Finally, as part of the deal to pass the Inflation Reduction Act, Senator Joe Manchin, Senate Majority Leader Chuck Schumer, House Speaker Nancy Pelosi, and President Joe Biden agreed to permit reform, specifically to permits issued under the National Environmental Policy Act (NEPA). Manchin claims that the reform will be “commonsense” to “ensure all energy infrastructure, from transmission to pipelines and export facilities, can be efficiently and responsibly built to deliver energy safely around the country . . . .” But, as our friends at Taproot Earth made clear, significant cuts to NEPA would remove many of the tools that frontline communities use to prevent their homes “from becoming sacrifice zones for dirty energy.”

In conclusion, the Inflation Reduction Act of 2022 has some good provisions, but its investment in and reliance on the fossil fuel industry will affect frontline communities for decades to come, making the wins we got feel small. At the Center for Coalfield Justice, we are committed to monitoring and advocating for implementation of these resources in southwestern Pennsylvania, and will join with allies to prevent harmful permitting reform. 

 

Author
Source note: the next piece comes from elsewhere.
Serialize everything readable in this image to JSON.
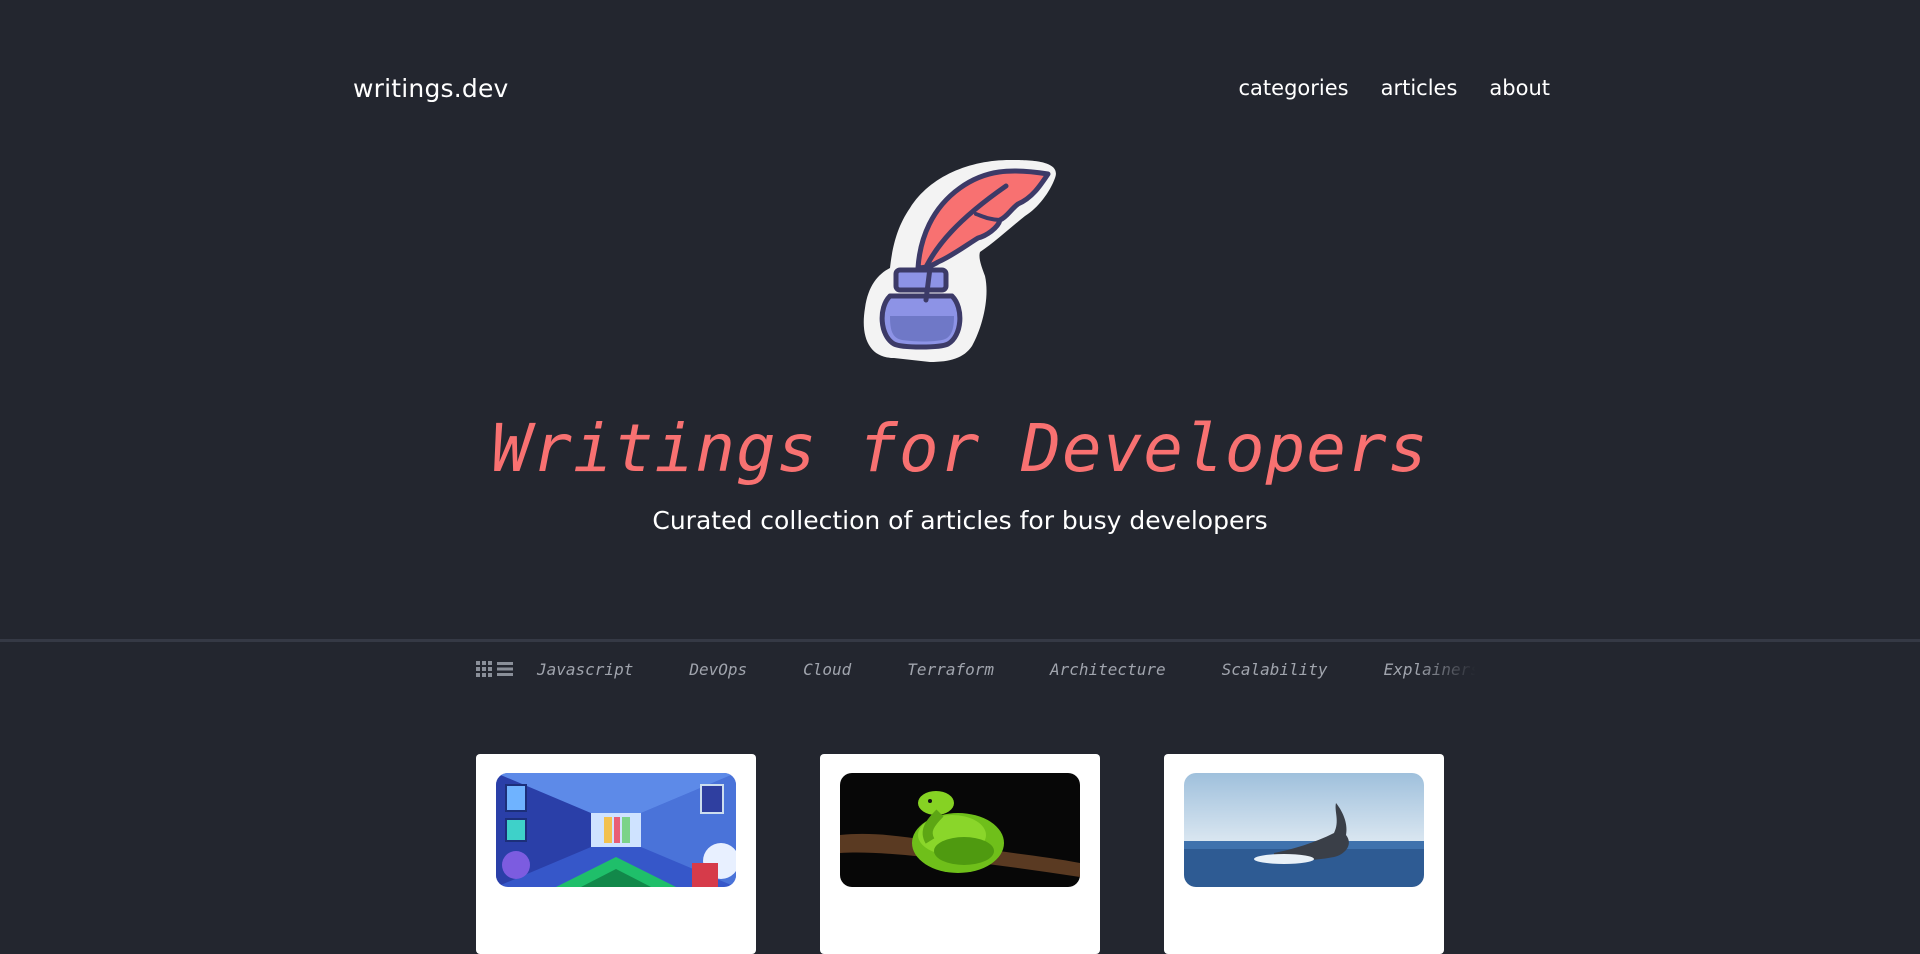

  • Nina Victoria is excited to join the CCJ team as our Community Advocate. She was previously our Policy Fellow. Before beginning work at CCJ, Nina graduated from Duquesne University School of Law, where she served as Editor-In-Chief of JOULE: Duquesne Energy & Environmental Law Journal and an intern for PA State Senator James Brewster’s office. Before law school, Nina attended the University of Washington where she received her Bachelor of Arts in Political Science. As a lifelong resident of Coal Center, PA, Nina is passionate about protecting the health and safety of the residents of Southwestern PA and our natural resources. Whether it is gardening, paddleboarding, or playing with her dog, when Nina is not working you will likely find her outside enjoying the fresh air.

  • 1
  • 2
    Inflation Reduction Act of 2022 § 60113.
  • 3
    Inflation Reduction Act of 2022 § 13401.
  • 4
    Individuals cannot make more than $150,000 to receive the tax credit. Joint-filers can make up to $300,000.
  • 5
    Inflation Reduction Act of 2022 § 60101.
  • 6
    Inflation Reduction Act of 2022 § 60104.
  • 7
    Inflation Reduction Act of 2022 §§ 50231; 60105-60106.
  • 8
    Inflation Reduction Act of 2022 § 60401.
  • 9
    Inflation Reduction Act of 2022 § 60103.
  • 10
    Inflation Reduction Act of 2022 § 60601.
  • 11
    Inflation Reduction Act of 2022 § 60201.
  • 12
    Inflation Reduction Act of 2022 §§ 50121-50122.
  • 13
    Inflation Reduction Act of 2022 § 50264.
  • 14
    Inflation Reduction Act of 2022 § 50265.

Leave a Comment

Your email address will not be published.

Shopping Cart